Crash Course on Using Mentimeter to Engage Students

 There are so many cool educational technology tools to choose from! Mentimeter is quickly becoming one of my favorites because I can quickly engage large audiences with various free tools and features, such as quizzes, word cloud generators, rating scales, etc. If you are just learning Mentimeter, the free version will give you all of the bells and whistles you need to create a great presentation! When you are ready to take it a step further, there are various paid options to choose from.  The following video will show you how to use the free version of Mentimeter! 

Quickly Summarize and Increase Accessibility with Smmry and Lexend

Reading comprehension can be difficult for students of all ages. Smmry is a tool that can be used to support students who may need a simplified summary to support their learning. It can also be used to make the research process more efficient.  How Does It Work?  Smmry reduces the text to the most important sentences by looking for keywords and phrases, then removing unnecessary transition phrases, clauses, and examples. How does it work?  First, install the Bookmark widget on Chrome or visit the Smmry website. Next, paste your content in the text box, upload a file, or paste the URL of an article into Smmry. You can choose how many sentences you would like to summarize the text. Smmry uses 7 sentences by default; however, you can change this number.  Finally, choose "Summary" when you are ready, and Smmry will automatically summarize your article.  BONUS IDEA I love how I can use Smmry to provide students with additional support for reading a text. I like to provide stude

Map Skills Made Easy with MapPuzzle

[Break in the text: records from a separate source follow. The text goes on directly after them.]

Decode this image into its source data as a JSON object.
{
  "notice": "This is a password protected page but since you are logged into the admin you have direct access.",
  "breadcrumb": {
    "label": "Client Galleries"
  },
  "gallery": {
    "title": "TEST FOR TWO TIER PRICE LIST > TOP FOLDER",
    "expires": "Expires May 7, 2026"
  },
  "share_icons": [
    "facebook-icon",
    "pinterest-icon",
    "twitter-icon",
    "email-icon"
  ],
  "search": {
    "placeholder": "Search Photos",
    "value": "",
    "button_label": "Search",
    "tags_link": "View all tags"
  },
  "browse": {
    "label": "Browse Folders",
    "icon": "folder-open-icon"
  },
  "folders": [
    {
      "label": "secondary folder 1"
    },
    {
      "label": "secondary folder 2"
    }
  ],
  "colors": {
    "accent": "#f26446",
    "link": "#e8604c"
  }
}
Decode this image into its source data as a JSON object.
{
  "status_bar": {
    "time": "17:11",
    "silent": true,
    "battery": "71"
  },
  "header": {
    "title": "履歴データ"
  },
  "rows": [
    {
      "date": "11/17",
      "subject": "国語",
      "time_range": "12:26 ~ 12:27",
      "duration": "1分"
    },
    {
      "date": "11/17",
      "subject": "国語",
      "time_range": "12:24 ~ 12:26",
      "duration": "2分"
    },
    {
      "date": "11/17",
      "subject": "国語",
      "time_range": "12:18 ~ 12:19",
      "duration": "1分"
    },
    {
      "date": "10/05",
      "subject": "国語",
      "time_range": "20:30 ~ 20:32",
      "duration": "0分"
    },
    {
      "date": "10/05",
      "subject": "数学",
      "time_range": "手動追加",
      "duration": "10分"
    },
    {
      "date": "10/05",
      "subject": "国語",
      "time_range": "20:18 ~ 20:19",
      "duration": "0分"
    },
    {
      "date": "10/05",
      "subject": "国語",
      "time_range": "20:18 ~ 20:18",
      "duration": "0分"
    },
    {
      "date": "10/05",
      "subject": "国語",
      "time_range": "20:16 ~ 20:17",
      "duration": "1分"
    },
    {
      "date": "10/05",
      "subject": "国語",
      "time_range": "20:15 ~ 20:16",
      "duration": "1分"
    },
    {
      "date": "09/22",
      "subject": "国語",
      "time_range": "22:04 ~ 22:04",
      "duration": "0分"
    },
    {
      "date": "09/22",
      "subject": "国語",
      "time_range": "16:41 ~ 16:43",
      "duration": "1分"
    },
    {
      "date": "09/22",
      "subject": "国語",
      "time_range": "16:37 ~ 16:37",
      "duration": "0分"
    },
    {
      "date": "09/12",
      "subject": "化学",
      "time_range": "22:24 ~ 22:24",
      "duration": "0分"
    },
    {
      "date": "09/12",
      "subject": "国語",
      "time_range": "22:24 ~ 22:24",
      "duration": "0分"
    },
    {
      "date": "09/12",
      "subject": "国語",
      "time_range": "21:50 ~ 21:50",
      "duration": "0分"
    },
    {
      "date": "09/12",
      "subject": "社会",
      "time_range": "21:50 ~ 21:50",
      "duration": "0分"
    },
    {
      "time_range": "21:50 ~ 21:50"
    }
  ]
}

Cartography, or the ability to identify specific states, countries, and regions on a map, is an important part of learning; however, many of our students struggle with this important skill. There are a variety of reasons for this. One of the most common learning barriers is that student differ in how they comprehend and perceive information . In other words, they need options for representing material in a way that works best for them. Remember When You Were In School?  How did you learn to identify the location of specific states and countries on a map when you were in school? If you were like me, your teacher probably handed out a worksheet and colored pencils and asked you annotate and color each land portion.  This one-size-fits-all solution may have worked for my classmates, but I struggled with this particular strategy. For some reason, it did not "click" like my teacher had anticipated. I prefer more hands-on learning opportunities; however, that was not part of the cu